» **Dataset rows describing interfaces**:
======
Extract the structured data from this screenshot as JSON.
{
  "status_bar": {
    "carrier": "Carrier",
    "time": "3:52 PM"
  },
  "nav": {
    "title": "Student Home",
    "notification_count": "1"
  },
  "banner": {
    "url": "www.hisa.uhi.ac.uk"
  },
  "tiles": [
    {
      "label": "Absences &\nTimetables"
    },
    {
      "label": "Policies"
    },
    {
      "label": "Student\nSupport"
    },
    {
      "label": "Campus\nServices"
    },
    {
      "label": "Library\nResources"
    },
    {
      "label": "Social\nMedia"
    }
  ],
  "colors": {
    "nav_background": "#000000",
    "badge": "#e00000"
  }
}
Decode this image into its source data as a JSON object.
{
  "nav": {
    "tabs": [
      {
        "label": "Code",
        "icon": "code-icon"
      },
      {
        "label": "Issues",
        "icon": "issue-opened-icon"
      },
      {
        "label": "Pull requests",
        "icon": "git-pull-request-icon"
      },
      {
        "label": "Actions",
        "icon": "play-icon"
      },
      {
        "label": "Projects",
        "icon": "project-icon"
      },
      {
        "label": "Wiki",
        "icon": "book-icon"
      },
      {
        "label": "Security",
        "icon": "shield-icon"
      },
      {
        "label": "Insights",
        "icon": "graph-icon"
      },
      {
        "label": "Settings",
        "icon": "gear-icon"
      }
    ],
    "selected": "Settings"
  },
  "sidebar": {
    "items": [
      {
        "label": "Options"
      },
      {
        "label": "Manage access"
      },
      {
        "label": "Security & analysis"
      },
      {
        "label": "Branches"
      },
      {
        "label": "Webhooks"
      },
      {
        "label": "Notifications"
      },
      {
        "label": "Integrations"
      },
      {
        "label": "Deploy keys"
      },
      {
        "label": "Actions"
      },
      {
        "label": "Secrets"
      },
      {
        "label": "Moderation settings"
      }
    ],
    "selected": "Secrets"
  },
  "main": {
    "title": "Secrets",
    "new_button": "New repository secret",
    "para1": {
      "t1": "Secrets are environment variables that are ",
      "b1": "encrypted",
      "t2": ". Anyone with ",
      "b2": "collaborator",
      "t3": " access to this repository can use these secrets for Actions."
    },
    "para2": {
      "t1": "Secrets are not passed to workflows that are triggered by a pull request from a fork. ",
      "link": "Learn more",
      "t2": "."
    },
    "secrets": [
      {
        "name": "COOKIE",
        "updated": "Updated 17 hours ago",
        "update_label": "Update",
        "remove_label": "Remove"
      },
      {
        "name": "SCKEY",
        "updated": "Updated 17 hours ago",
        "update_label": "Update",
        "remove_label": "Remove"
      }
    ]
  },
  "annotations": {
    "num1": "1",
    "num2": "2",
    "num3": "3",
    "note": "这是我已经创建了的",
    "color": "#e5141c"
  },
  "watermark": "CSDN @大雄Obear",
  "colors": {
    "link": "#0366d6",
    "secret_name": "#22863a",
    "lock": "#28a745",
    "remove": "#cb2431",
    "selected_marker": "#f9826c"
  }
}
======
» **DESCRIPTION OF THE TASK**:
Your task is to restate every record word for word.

» **RESULT FOR THIS EXERCISE**:
Extract the structured data from this screenshot as JSON.
{
  "status_bar": {
    "carrier": "Carrier",
    "time": "3:52 PM"
  },
  "nav": {
    "title": "Student Home",
    "notification_count": "1"
  },
  "banner": {
    "url": "www.hisa.uhi.ac.uk"
  },
  "tiles": [
    {
      "label": "Absences &\nTimetables"
    },
    {
      "label": "Policies"
    },
    {
      "label": "Student\nSupport"
    },
    {
      "label": "Campus\nServices"
    },
    {
      "label": "Library\nResources"
    },
    {
      "label": "Social\nMedia"
    }
  ],
  "colors": {
    "nav_background": "#000000",
    "badge": "#e00000"
  }
}
Decode this image into its source data as a JSON object.
{
  "nav": {
    "tabs": [
      {
        "label": "Code",
        "icon": "code-icon"
      },
      {
        "label": "Issues",
        "icon": "issue-opened-icon"
      },
      {
        "label": "Pull requests",
        "icon": "git-pull-request-icon"
      },
      {
        "label": "Actions",
        "icon": "play-icon"
      },
      {
        "label": "Projects",
        "icon": "project-icon"
      },
      {
        "label": "Wiki",
        "icon": "book-icon"
      },
      {
        "label": "Security",
        "icon": "shield-icon"
      },
      {
        "label": "Insights",
        "icon": "graph-icon"
      },
      {
        "label": "Settings",
        "icon": "gear-icon"
      }
    ],
    "selected": "Settings"
  },
  "sidebar": {
    "items": [
      {
        "label": "Options"
      },
      {
        "label": "Manage access"
      },
      {
        "label": "Security & analysis"
      },
      {
        "label": "Branches"
      },
      {
        "label": "Webhooks"
      },
      {
        "label": "Notifications"
      },
      {
        "label": "Integrations"
      },
      {
        "label": "Deploy keys"
      },
      {
        "label": "Actions"
      },
      {
        "label": "Secrets"
      },
      {
        "label": "Moderation settings"
      }
    ],
    "selected": "Secrets"
  },
  "main": {
    "title": "Secrets",
    "new_button": "New repository secret",
    "para1": {
      "t1": "Secrets are environment variables that are ",
      "b1": "encrypted",
      "t2": ". Anyone with ",
      "b2": "collaborator",
      "t3": " access to this repository can use these secrets for Actions."
    },
    "para2": {
      "t1": "Secrets are not passed to workflows that are triggered by a pull request from a fork. ",
      "link": "Learn more",
      "t2": "."
    },
    "secrets": [
      {
        "name": "COOKIE",
        "updated": "Updated 17 hours ago",
        "update_label": "Update",
        "remove_label": "Remove"
      },
      {
        "name": "SCKEY",
        "updated": "Updated 17 hours ago",
        "update_label": "Update",
        "remove_label": "Remove"
      }
    ]
  },
  "annotations": {
    "num1": "1",
    "num2": "2",
    "num3": "3",
    "note": "这是我已经创建了的",
    "color": "#e5141c"
  },
  "watermark": "CSDN @大雄Obear",
  "colors": {
    "link": "#0366d6",
    "secret_name": "#22863a",
    "lock": "#28a745",
    "remove": "#cb2431",
    "selected_marker": "#f9826c"
  }
}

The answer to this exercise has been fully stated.